=== THE DATA ===
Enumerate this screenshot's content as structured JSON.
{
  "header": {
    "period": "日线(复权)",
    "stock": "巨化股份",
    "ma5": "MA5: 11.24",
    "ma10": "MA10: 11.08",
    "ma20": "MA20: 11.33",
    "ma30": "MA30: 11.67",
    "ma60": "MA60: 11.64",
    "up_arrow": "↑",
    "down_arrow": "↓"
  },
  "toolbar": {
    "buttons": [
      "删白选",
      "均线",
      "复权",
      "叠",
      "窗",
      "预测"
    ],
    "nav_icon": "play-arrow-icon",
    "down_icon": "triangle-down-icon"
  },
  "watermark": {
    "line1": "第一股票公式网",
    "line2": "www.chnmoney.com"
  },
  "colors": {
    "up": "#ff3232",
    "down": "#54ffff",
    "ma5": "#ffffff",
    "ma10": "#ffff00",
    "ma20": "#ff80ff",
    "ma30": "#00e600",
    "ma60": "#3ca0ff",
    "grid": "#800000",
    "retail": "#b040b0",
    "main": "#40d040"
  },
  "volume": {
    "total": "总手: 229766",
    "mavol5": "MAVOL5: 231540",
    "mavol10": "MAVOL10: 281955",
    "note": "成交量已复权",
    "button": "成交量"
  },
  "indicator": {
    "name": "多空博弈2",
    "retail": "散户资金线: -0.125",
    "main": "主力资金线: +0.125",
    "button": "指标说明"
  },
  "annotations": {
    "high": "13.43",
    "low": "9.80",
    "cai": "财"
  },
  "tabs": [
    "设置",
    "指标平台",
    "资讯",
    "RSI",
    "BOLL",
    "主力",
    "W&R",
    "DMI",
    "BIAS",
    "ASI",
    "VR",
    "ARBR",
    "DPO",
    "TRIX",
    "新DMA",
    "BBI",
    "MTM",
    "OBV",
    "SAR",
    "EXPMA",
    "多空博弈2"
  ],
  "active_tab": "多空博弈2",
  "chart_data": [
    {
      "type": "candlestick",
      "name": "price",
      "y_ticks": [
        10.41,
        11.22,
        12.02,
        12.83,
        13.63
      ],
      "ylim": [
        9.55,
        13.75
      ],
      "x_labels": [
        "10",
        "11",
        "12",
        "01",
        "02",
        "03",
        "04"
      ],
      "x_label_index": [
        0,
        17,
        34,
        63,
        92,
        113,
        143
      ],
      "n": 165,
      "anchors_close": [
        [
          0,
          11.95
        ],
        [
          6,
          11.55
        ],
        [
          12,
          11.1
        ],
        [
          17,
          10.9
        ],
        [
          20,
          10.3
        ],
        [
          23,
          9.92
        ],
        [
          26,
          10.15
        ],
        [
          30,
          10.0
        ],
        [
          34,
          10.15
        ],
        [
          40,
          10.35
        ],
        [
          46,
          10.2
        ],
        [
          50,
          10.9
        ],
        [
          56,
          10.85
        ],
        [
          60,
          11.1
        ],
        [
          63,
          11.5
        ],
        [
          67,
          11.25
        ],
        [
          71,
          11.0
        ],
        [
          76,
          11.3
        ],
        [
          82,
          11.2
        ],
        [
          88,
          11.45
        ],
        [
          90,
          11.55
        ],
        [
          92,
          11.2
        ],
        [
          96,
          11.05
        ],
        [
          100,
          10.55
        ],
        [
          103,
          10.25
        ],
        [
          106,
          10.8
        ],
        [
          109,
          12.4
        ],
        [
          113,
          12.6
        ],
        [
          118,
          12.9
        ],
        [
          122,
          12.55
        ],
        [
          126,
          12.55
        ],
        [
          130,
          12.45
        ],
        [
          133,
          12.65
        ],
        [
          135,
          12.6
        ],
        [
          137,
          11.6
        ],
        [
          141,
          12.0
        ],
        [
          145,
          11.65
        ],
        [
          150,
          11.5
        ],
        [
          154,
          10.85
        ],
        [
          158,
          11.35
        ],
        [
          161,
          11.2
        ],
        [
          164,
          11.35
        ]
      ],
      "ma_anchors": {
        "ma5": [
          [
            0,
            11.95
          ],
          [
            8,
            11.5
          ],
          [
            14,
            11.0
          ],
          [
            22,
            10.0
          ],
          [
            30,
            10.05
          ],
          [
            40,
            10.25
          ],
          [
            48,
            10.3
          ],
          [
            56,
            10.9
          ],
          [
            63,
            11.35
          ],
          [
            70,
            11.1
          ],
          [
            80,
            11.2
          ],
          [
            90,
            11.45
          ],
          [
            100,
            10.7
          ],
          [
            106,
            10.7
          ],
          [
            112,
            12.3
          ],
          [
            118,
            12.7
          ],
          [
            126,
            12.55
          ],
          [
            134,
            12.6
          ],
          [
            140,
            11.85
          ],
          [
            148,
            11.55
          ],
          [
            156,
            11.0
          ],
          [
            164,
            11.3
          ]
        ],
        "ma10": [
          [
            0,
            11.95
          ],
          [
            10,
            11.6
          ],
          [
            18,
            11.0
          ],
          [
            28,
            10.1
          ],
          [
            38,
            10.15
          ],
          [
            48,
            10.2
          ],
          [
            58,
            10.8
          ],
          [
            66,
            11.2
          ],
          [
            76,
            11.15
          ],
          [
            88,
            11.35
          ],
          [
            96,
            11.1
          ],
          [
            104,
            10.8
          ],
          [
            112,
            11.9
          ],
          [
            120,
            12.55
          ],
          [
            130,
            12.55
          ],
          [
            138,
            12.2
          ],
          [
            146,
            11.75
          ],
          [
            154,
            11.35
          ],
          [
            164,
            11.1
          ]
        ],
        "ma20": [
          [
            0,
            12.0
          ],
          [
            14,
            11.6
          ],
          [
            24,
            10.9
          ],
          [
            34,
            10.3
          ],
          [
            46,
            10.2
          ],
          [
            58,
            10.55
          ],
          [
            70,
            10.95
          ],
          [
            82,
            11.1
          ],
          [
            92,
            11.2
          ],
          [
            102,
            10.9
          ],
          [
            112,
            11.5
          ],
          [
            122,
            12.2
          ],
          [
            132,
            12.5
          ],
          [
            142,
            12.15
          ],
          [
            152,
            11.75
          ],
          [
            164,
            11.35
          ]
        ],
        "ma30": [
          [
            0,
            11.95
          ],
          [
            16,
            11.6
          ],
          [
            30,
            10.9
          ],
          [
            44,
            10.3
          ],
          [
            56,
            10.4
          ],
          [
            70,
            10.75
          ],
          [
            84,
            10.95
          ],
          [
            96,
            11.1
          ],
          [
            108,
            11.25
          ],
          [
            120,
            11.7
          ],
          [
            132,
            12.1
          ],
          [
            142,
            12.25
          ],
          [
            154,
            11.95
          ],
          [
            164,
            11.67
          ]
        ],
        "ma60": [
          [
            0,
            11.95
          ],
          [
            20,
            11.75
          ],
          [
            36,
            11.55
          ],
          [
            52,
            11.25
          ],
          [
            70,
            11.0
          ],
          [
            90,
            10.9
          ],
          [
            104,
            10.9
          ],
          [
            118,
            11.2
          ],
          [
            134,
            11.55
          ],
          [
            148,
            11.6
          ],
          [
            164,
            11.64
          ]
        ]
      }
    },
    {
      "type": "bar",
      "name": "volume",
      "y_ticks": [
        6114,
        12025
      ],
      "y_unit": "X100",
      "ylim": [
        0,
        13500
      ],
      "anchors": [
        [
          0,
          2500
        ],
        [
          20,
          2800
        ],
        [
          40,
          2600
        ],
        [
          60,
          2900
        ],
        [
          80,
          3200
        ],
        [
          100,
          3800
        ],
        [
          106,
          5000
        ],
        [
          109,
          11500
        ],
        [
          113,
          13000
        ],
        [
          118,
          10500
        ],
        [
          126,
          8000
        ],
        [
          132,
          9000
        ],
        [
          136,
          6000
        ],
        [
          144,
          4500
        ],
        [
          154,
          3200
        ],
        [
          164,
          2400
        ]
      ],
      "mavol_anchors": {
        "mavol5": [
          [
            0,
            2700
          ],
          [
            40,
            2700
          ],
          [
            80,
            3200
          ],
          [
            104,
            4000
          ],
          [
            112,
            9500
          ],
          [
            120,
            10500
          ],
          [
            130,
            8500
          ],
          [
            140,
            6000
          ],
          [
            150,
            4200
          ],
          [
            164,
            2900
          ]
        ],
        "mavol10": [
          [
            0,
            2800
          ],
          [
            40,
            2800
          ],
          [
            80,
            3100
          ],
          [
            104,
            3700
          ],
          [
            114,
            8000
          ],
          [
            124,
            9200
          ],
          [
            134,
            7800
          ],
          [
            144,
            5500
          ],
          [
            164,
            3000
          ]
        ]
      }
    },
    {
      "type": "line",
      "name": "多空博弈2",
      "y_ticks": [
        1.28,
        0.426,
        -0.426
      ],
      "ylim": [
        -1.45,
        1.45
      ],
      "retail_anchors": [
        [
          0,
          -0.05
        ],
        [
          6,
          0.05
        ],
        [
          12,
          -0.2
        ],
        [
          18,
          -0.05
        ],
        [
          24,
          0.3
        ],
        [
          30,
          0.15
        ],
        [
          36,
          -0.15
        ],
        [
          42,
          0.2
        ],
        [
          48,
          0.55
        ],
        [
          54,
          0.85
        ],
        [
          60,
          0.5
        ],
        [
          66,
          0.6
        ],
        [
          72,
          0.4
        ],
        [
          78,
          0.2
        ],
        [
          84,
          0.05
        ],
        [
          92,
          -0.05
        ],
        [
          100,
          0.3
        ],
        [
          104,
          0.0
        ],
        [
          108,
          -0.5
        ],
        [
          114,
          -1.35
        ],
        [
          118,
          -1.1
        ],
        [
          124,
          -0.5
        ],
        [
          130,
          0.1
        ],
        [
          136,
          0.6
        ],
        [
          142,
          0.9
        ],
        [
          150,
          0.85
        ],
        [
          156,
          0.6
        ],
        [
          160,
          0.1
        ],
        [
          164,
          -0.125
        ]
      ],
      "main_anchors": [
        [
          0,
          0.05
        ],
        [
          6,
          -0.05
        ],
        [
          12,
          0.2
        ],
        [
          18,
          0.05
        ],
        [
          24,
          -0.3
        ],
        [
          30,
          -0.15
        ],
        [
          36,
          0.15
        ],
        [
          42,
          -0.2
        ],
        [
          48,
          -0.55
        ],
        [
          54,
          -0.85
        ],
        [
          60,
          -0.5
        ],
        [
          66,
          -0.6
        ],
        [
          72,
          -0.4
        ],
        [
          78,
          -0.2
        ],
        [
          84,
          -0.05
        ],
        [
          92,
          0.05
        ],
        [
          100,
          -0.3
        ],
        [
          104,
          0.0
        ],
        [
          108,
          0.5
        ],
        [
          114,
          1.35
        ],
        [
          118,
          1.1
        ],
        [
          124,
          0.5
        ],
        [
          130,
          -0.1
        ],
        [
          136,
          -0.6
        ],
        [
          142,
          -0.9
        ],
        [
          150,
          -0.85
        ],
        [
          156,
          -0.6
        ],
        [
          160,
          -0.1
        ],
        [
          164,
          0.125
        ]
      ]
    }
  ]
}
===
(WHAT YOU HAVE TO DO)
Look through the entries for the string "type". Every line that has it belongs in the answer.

(RESULT OF THE EXERCISE)
      "type": "candlestick",
      "type": "bar",
      "type": "line",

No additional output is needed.